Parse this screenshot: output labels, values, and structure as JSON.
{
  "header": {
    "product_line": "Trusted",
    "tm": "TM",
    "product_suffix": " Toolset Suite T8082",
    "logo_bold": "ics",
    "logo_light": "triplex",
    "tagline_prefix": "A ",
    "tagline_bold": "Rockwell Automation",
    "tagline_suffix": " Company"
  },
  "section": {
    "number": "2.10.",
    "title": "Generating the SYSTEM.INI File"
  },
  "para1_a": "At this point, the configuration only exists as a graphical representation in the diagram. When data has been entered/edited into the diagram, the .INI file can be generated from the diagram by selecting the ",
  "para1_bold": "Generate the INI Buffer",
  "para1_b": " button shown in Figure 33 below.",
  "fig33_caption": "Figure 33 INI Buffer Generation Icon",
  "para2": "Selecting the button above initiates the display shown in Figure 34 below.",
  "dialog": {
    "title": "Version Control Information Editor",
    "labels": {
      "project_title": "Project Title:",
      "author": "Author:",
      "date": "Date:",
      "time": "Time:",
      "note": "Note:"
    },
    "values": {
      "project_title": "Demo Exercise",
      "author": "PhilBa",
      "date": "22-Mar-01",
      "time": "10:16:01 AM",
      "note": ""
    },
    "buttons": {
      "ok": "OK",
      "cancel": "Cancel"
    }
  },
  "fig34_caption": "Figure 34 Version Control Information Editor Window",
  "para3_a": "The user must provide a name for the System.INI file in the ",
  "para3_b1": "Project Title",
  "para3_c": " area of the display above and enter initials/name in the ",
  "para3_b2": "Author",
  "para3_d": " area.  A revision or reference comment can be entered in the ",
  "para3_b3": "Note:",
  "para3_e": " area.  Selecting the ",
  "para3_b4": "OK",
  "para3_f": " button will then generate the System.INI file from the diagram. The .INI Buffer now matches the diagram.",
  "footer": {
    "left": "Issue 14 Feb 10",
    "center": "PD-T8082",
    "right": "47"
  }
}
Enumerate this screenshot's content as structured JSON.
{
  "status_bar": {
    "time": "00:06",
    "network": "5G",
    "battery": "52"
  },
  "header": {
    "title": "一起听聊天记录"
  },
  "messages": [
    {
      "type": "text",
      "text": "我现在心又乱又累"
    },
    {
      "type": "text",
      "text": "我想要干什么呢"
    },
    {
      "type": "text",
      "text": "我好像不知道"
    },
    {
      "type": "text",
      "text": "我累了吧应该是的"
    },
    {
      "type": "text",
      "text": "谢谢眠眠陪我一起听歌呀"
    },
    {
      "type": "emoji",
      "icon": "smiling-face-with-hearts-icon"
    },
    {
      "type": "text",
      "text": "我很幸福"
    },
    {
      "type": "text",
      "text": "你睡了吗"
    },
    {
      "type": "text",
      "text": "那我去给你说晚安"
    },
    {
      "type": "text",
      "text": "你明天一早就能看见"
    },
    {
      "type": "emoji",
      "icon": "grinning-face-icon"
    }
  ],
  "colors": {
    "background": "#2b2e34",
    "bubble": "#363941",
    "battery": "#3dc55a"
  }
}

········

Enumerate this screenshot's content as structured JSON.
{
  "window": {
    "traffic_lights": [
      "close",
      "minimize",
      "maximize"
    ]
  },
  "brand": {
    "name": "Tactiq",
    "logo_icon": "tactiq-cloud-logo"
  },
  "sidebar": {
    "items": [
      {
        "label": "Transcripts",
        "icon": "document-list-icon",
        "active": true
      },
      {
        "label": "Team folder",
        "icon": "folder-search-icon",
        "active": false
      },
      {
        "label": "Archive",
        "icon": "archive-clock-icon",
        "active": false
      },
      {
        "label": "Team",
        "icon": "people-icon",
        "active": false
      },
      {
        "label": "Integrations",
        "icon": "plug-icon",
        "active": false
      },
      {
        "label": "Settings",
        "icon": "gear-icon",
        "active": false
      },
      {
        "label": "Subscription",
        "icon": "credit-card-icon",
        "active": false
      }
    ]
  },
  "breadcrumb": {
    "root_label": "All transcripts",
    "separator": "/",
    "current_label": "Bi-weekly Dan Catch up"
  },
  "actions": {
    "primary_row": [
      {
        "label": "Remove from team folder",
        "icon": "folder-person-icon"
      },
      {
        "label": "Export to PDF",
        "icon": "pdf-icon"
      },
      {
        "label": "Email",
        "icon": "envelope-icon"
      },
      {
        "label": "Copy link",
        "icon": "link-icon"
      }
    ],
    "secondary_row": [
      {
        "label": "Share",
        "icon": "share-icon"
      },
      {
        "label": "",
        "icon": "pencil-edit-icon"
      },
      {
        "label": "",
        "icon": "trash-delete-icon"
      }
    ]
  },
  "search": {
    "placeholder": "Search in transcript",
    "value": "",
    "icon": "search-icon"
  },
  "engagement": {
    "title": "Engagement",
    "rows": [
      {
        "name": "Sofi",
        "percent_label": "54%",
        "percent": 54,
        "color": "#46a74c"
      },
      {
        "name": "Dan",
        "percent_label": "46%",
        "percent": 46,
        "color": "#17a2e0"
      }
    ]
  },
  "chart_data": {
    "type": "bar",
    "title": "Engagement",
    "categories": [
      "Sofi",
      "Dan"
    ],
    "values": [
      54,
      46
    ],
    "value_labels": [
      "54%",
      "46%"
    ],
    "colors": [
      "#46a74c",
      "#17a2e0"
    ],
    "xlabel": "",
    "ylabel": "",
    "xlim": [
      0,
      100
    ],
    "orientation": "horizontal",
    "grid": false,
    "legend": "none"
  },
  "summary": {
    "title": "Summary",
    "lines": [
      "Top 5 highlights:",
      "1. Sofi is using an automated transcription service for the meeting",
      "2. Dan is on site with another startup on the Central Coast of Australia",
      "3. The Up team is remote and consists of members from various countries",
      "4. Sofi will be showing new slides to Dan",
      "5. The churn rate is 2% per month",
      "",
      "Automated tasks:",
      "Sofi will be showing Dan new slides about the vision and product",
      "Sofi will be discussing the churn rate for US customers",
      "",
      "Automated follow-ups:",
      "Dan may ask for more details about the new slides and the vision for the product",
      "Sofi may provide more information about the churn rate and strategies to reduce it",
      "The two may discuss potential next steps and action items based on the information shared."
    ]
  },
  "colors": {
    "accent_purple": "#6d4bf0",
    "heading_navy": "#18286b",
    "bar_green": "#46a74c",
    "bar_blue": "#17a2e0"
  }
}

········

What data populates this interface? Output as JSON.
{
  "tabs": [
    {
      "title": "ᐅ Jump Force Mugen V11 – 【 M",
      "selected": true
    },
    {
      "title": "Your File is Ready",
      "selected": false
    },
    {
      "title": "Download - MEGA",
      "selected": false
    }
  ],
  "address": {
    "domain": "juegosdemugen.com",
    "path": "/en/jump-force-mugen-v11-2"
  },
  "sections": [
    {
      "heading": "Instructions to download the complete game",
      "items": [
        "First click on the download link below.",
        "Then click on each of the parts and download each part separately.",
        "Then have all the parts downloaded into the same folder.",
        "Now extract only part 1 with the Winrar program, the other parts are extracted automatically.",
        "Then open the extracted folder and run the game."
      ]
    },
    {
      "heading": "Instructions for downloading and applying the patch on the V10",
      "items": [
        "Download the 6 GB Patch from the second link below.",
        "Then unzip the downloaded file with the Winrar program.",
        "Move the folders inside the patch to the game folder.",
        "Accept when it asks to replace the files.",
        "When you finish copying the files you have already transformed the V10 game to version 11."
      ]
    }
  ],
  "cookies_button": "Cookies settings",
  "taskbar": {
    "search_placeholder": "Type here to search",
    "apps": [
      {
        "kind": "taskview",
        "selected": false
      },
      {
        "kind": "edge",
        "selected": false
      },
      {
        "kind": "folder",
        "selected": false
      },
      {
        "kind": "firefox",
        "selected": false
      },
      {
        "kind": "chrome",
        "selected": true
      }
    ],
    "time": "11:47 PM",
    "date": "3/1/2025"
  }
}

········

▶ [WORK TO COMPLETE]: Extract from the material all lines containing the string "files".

▶ [EXERCISE RESULT]:
        "Accept when it asks to replace the files.",
        "When you finish copying the files you have already transformed the V10 game to version 11."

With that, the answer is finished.